When they consume an inedible substance, cats usually swallow it with no issue. However, if the substance is toxic or likely to cause blockages in your pet cat’s digestive tract, then it might be a case of poisoning and the cat might develop stomach ulcers and other hurdles in its digestive system.

This may be fatal and might even lead to death. Therefore, if you suspect that your pet has been eating paper excessively, you need to take immediate measures to control the behavior.

Is It Safe for Cats to Eat Paper?

Paper is only safe for cats if it’s of high quality and less abrasive and non-toxic in nature.

However, papers with pesticides and dyes on them can cause harm to your cat’s health.

For instance, some papers may have ink or chemicals which might lead to vomiting or diarrhea.

However, eating some paper products may not cause any serious harm to your cat.

Cats usually tend to eat less quality papers as they find it hard to digest them and also to chew on them.

Also Read: Why Do Cats Crab Walk?

Final Words

Stress or boredom may also lead to cats eating paper or other harmful items found around your home.

Include lots of playing each day, and offer treats regularly to reduce stress and encourage bonding between you and your cat.

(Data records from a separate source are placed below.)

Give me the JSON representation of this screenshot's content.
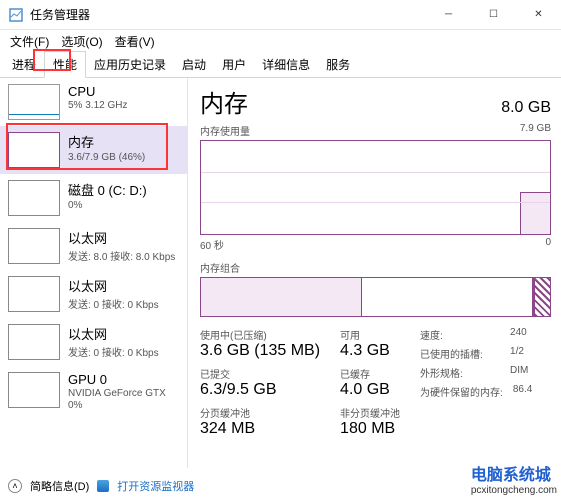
{
  "window": {
    "title": "任务管理器"
  },
  "menu": {
    "file": "文件(F)",
    "options": "选项(O)",
    "view": "查看(V)"
  },
  "tabs": {
    "processes": "进程",
    "performance": "性能",
    "appHistory": "应用历史记录",
    "startup": "启动",
    "users": "用户",
    "details": "详细信息",
    "services": "服务"
  },
  "sidebar": {
    "cpu": {
      "name": "CPU",
      "sub": "5% 3.12 GHz"
    },
    "memory": {
      "name": "内存",
      "sub": "3.6/7.9 GB (46%)"
    },
    "disk": {
      "name": "磁盘 0 (C: D:)",
      "sub": "0%"
    },
    "eth1": {
      "name": "以太网",
      "sub": "发送: 8.0 接收: 8.0 Kbps"
    },
    "eth2": {
      "name": "以太网",
      "sub": "发送: 0 接收: 0 Kbps"
    },
    "eth3": {
      "name": "以太网",
      "sub": "发送: 0 接收: 0 Kbps"
    },
    "gpu": {
      "name": "GPU 0",
      "sub1": "NVIDIA GeForce GTX",
      "sub2": "0%"
    }
  },
  "detail": {
    "title": "内存",
    "total": "8.0 GB",
    "usageLabel": "内存使用量",
    "usageMax": "7.9 GB",
    "timeLeft": "60 秒",
    "timeRight": "0",
    "compLabel": "内存组合",
    "stats": {
      "inUseLabel": "使用中(已压缩)",
      "inUse": "3.6 GB (135 MB)",
      "availLabel": "可用",
      "avail": "4.3 GB",
      "commitLabel": "已提交",
      "commit": "6.3/9.5 GB",
      "cachedLabel": "已缓存",
      "cached": "4.0 GB",
      "pagedLabel": "分页缓冲池",
      "paged": "324 MB",
      "nonpagedLabel": "非分页缓冲池",
      "nonpaged": "180 MB"
    },
    "info": {
      "speedLabel": "速度:",
      "speed": "240",
      "slotsLabel": "已使用的插槽:",
      "slots": "1/2",
      "formLabel": "外形规格:",
      "form": "DIM",
      "reservedLabel": "为硬件保留的内存:",
      "reserved": "86.4"
    }
  },
  "footer": {
    "fewer": "简略信息(D)",
    "resmon": "打开资源监视器"
  },
  "watermark": {
    "text": "电脑系统城",
    "url": "pcxitongcheng.com"
  }
}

If your household has recently changed, such as the arrival of a new family member, you may want to spend more time with your feline pet so that they don’t feel left out in the new environment.

It may take some time to get to the bottom of your cat’s chewing habit.

However, once this behavior has been eliminated from your kitty’s life, you can be sure that you’re well on your way to a healthy relationship with your feline friend.